*HOW TO COMPLETE THIS TASK*: Bring together every line in the data that includes "statements".
GIVEN DATA START
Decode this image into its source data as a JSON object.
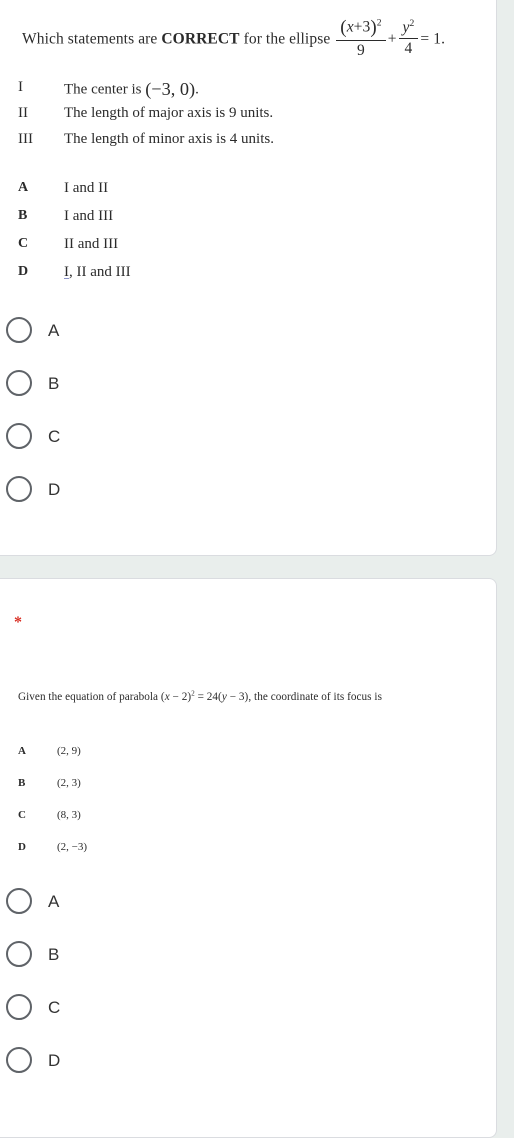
{
  "form": {
    "background_color": "#e9eeec",
    "card_background": "#ffffff",
    "required_marker": "*",
    "required_color": "#d93025"
  },
  "questions": [
    {
      "id": "q1",
      "stem_prefix": "Which statements are ",
      "stem_emphasis": "CORRECT",
      "stem_suffix": " for the ellipse ",
      "equation": {
        "frac1_num": "(x+3)",
        "frac1_num_exp": "2",
        "frac1_den": "9",
        "plus": "+",
        "frac2_num": "y",
        "frac2_num_exp": "2",
        "frac2_den": "4",
        "equals": "= 1."
      },
      "statements": [
        {
          "label": "I",
          "text_before": "The center is ",
          "value": "(−3, 0)",
          "text_after": "."
        },
        {
          "label": "II",
          "text_before": "The length of major axis is 9 units.",
          "value": "",
          "text_after": ""
        },
        {
          "label": "III",
          "text_before": "The length of minor axis is 4 units.",
          "value": "",
          "text_after": ""
        }
      ],
      "printed_options": [
        {
          "key": "A",
          "text": "I and II",
          "underline_first": false,
          "rest": ""
        },
        {
          "key": "B",
          "text": "I and III",
          "underline_first": false,
          "rest": ""
        },
        {
          "key": "C",
          "text": "II and III",
          "underline_first": false,
          "rest": ""
        },
        {
          "key": "D",
          "text": "I",
          "underline_first": true,
          "rest": ", II and III"
        }
      ],
      "choices": [
        {
          "value": "A",
          "label": "A",
          "selected": false
        },
        {
          "value": "B",
          "label": "B",
          "selected": false
        },
        {
          "value": "C",
          "label": "C",
          "selected": false
        },
        {
          "value": "D",
          "label": "D",
          "selected": false
        }
      ]
    },
    {
      "id": "q2",
      "stem_prefix": "Given the equation of parabola ",
      "equation": {
        "lhs_open": "(",
        "lhs_var": "x",
        "lhs_op": " − 2)",
        "lhs_exp": "2",
        "equals": " = 24(",
        "rhs_var": "y",
        "rhs_op": " − 3)",
        "close": ","
      },
      "stem_suffix": " the coordinate of its focus is",
      "printed_options": [
        {
          "key": "A",
          "text": "(2, 9)"
        },
        {
          "key": "B",
          "text": "(2, 3)"
        },
        {
          "key": "C",
          "text": "(8, 3)"
        },
        {
          "key": "D",
          "text": "(2, −3)"
        }
      ],
      "choices": [
        {
          "value": "A",
          "label": "A",
          "selected": false
        },
        {
          "value": "B",
          "label": "B",
          "selected": false
        },
        {
          "value": "C",
          "label": "C",
          "selected": false
        },
        {
          "value": "D",
          "label": "D",
          "selected": false
        }
      ]
    }
  ]
}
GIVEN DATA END
*ANSWER TO THIS TASK*:
      "stem_prefix": "Which statements are ",
      "statements": [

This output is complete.